(Collection entries)
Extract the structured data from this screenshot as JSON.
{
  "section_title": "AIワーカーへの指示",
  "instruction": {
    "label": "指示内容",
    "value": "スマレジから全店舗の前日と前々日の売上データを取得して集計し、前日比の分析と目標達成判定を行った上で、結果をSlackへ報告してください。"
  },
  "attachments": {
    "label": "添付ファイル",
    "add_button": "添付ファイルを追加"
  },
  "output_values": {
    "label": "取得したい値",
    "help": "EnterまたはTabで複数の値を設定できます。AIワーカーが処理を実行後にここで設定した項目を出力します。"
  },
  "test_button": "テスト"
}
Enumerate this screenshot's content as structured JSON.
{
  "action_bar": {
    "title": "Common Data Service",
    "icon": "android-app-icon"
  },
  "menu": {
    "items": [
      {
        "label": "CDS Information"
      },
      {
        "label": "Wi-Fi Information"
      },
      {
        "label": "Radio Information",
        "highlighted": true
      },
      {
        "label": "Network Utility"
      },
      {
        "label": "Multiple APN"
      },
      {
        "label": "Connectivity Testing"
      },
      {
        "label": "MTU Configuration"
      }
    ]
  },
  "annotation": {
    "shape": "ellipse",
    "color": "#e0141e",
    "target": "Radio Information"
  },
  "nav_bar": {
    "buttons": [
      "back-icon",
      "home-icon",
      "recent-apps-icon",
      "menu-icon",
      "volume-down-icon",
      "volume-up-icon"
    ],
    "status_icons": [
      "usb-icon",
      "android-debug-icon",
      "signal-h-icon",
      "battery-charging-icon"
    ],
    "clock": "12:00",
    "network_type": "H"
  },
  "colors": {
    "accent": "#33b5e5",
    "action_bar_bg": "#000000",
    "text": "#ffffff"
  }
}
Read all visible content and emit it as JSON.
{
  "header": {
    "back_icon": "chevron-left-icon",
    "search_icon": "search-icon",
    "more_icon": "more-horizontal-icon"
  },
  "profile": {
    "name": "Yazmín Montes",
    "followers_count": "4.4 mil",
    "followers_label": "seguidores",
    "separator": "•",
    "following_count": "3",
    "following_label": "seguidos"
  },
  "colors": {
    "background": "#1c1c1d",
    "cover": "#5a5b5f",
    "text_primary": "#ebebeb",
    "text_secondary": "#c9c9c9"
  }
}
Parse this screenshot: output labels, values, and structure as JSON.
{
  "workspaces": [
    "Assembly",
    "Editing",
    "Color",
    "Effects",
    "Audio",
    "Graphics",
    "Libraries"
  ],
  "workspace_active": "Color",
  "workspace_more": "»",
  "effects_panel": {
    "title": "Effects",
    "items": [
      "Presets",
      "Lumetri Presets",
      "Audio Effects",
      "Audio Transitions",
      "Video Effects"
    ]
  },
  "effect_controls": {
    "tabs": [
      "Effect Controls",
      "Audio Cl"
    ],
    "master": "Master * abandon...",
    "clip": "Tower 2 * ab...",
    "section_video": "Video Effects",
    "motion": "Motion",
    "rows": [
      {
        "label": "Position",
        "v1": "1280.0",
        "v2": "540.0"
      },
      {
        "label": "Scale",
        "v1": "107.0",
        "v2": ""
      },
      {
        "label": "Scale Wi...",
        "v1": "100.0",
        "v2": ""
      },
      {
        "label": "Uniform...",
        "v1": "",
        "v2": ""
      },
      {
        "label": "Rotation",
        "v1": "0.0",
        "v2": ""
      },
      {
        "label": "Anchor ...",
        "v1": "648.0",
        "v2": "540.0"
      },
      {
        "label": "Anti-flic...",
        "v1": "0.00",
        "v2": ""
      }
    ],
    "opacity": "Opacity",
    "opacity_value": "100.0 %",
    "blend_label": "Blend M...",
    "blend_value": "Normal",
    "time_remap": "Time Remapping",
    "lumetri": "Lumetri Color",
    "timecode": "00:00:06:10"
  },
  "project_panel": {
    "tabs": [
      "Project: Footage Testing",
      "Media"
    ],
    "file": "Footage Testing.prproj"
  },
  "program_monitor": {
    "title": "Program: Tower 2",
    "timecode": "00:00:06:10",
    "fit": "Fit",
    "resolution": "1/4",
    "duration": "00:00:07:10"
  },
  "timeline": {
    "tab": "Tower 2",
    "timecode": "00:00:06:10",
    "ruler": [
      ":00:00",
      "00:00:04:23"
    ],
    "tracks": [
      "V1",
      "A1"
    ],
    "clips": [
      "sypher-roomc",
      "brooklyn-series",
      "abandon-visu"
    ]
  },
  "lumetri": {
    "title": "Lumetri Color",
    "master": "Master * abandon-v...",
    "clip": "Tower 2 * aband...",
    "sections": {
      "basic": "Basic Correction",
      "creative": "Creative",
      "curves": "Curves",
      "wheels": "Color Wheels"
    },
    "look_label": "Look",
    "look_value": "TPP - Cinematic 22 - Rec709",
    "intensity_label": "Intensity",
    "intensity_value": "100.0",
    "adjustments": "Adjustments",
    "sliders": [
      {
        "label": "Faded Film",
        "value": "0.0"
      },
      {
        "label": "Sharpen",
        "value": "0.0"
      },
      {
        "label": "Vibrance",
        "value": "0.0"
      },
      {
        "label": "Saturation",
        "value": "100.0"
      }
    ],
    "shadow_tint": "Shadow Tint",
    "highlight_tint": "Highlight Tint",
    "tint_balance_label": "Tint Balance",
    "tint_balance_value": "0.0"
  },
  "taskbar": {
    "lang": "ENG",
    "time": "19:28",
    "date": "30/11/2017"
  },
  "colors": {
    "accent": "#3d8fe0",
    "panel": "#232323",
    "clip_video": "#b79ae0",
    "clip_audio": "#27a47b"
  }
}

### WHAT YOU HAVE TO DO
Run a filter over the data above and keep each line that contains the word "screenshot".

### RESULT
Extract the structured data from this screenshot as JSON.
Enumerate this screenshot's content as structured JSON.
Parse this screenshot: output labels, values, and structure as JSON.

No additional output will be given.